“It’s not in opposition of Italian Americans, or to negate the contributions of Italian Americans,” says Arenas. ”It’s really about being inclusive of indigenous communities, and the contributions that they have made.”
Arenas, who says her heritage is Mexican, rarely saw her ancestors’ contributions to history reflected in common historical narratives. It was part of the reason she voted “yes” to the Columbus statue’s dismissal from city hall.
“As a woman of color, to be able to contribute to this decision of where the statue goes, it gives me the opportunity to correct that narrative about indigenous people here, and to create a new narrative about who we are as Californians and as people. … Everybody wants to find their community’s place in history.”
But even on the backdrop of a deadly Charlottesville day, it’s still difficult to convince protectors of these symbols otherwise.
And, there’s proof that the resolve to keep statues standing is strong, particularly of the Confederate type. Last month, the Southern Poverty Law Center reported that 113 Confederate monuments and symbols have been removed from public spaces in various states and cities since 2015, while another 1,740 still stand and more monuments are cropping up. The United Daughters of the Confederacy, a women’s group which contributed to the creation of an estimated 450 monuments and commemoratives since its 1894 founding, continues its mission to “protect and preserve” Confederate symbols. When the San Antonio city council voted to remove a Confederate monument from one of the city’s parks last year, the local UDC chapter—one of the group’s chapters in 33 states—sued the city.

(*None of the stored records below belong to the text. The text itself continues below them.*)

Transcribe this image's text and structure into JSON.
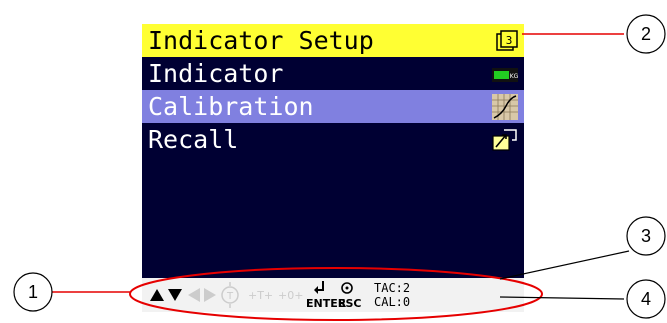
{
  "menu": {
    "header": {
      "title": "Indicator Setup",
      "icon": "page-3-icon",
      "page": "3"
    },
    "items": [
      {
        "label": "Indicator",
        "icon": "scale-display-icon",
        "icon_text": "0000 KG",
        "selected": false
      },
      {
        "label": "Calibration",
        "icon": "calibration-curve-icon",
        "selected": true
      },
      {
        "label": "Recall",
        "icon": "recall-folder-icon",
        "selected": false
      }
    ]
  },
  "softkeys": {
    "up": "up-arrow-icon",
    "down": "down-arrow-icon",
    "left": "left-arrow-icon",
    "right": "right-arrow-icon",
    "tare": "tare-icon",
    "tare_text": "T",
    "plus_t": "+T+",
    "plus_zero": "+0+",
    "enter_label": "ENTER",
    "esc_label": "ESC"
  },
  "status": {
    "tac": "TAC:2",
    "cal": "CAL:0"
  },
  "callouts": [
    "1",
    "2",
    "3",
    "4"
  ],
  "colors": {
    "header_bg": "#ffff33",
    "screen_bg": "#000033",
    "selected_bg": "#8080e0",
    "callout_line": "#e60000"
  }
}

Debates about historically and socially significant symbols will likely keep rolling through the country. Whether the monuments and flags stay up or come down, whether we rename roads and schools to reflect standards of our time instead of the past, it’s clear that women enrich this national dialogue. By sharing their diverse perspectives gleaned from a range of identities and life experiences, women play a critical role in contextualizing the ideals and people in American history that we choose to memorialize—and those that we won’t.

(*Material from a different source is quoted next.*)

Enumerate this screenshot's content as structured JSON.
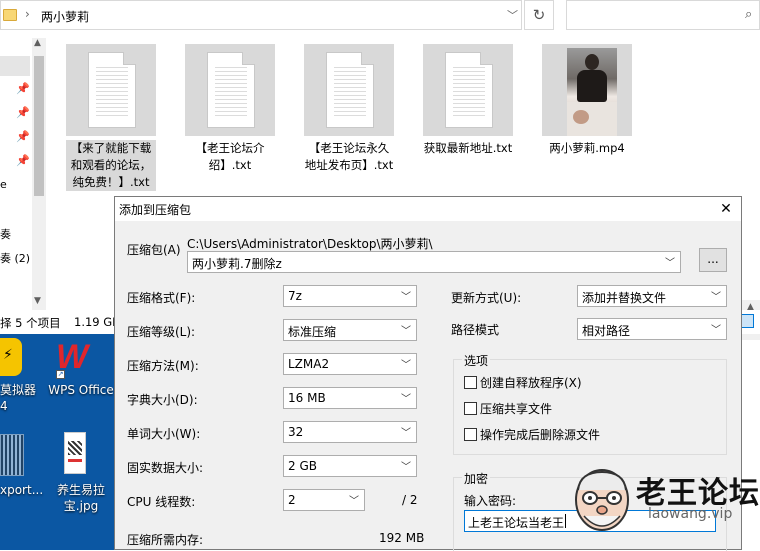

Samantha Willis is a freelance journalist and co-creator of the #UnmaskingCville and #UnmaskingRVA series, based in Virginia. You can follow her on Twitter @WordsByWillis.